Ion transport in graphene nanofluidic channels†
Carbon nanofluidic structures made of carbon nanotubes or graphene/graphene oxide have shown great promise in energy and environment applications due to the newly discovered fast and selective mass transport. However, they have yet to be utilized in nanofluidic devices for lab-on-a-chip applications because of great challenges in their fabrication and integration. Herein we report the fabrication of two-dimensional planar graphene nanochannel devices and the study of ion transport inside a graphene nanochannel array. A MEMS fabrication process that includes controlled nanochannel etching, graphene wet transfer, and vacuum anodic bonding is developed to fabricate graphene nanochannels where graphene conformally coats the channel surfaces. We observe higher ionic conductance inside the graphene nanochannels compared with silica nanochannels with the same geometries at low electrolyte concentrations (10−6 M–10−2 M). Enhanced electroosmotic flow due to the boundary slip at graphene surfaces is attributed to the measured higher conductance in the graphene nanochannels.

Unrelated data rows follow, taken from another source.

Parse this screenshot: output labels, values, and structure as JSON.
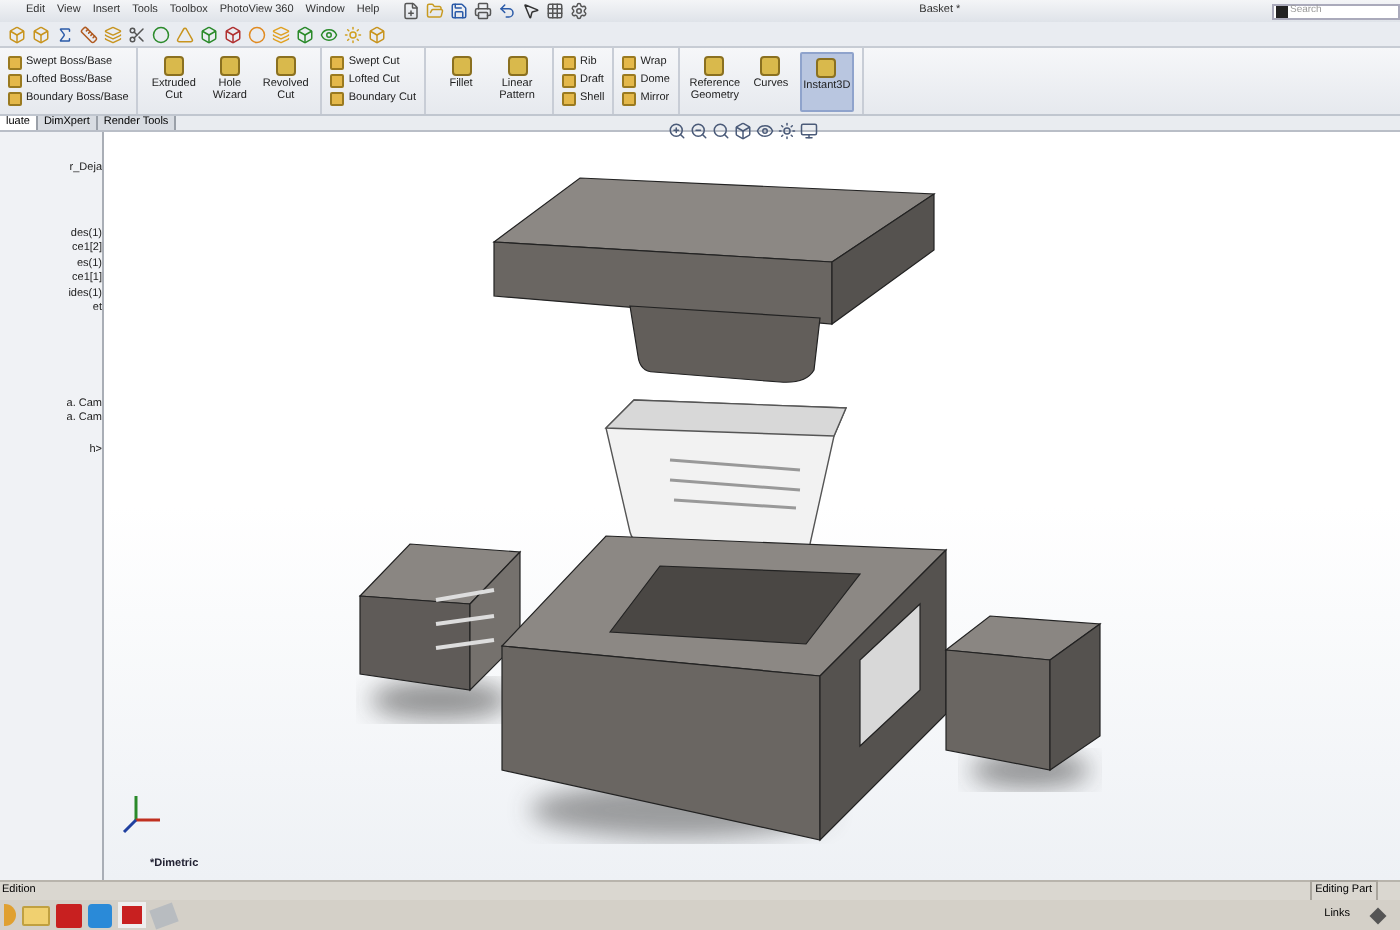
{
  "window": {
    "title": "Basket *"
  },
  "menu": [
    "Edit",
    "View",
    "Insert",
    "Tools",
    "Toolbox",
    "PhotoView 360",
    "Window",
    "Help"
  ],
  "search": {
    "placeholder": "Search"
  },
  "commands": [
    {
      "kind": "stack",
      "items": [
        {
          "label": "Swept Boss/Base"
        },
        {
          "label": "Lofted Boss/Base"
        },
        {
          "label": "Boundary Boss/Base"
        }
      ]
    },
    {
      "kind": "big",
      "items": [
        {
          "label": "Extruded Cut",
          "on": false
        },
        {
          "label": "Hole Wizard",
          "on": false
        },
        {
          "label": "Revolved Cut",
          "on": false
        }
      ]
    },
    {
      "kind": "stack",
      "items": [
        {
          "label": "Swept Cut"
        },
        {
          "label": "Lofted Cut"
        },
        {
          "label": "Boundary Cut"
        }
      ]
    },
    {
      "kind": "big",
      "items": [
        {
          "label": "Fillet",
          "on": false
        },
        {
          "label": "Linear Pattern",
          "on": false
        }
      ]
    },
    {
      "kind": "stack",
      "items": [
        {
          "label": "Rib"
        },
        {
          "label": "Draft"
        },
        {
          "label": "Shell"
        }
      ]
    },
    {
      "kind": "stack",
      "items": [
        {
          "label": "Wrap"
        },
        {
          "label": "Dome"
        },
        {
          "label": "Mirror"
        }
      ]
    },
    {
      "kind": "big",
      "items": [
        {
          "label": "Reference Geometry",
          "on": false
        },
        {
          "label": "Curves",
          "on": false
        },
        {
          "label": "Instant3D",
          "on": true
        }
      ]
    }
  ],
  "tabs": [
    {
      "label": "luate",
      "selected": true
    },
    {
      "label": "DimXpert",
      "selected": false
    },
    {
      "label": "Render Tools",
      "selected": false
    }
  ],
  "tree": [
    "r_Deja",
    "des(1)",
    "ce1[2]",
    "es(1)",
    "ce1[1]",
    "ides(1)",
    "et",
    "a. Cam",
    "a. Cam",
    "h>"
  ],
  "view": {
    "label": "*Dimetric"
  },
  "status": {
    "left": "Edition",
    "right": "Editing Part"
  },
  "taskbar": {
    "links": "Links"
  }
}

Our results also suggest that the surface charge on the graphene surface, originating from the dissociation of oxygen-containing functional groups, is crucial to the enhanced electroosmotic flow inside the nanochannels.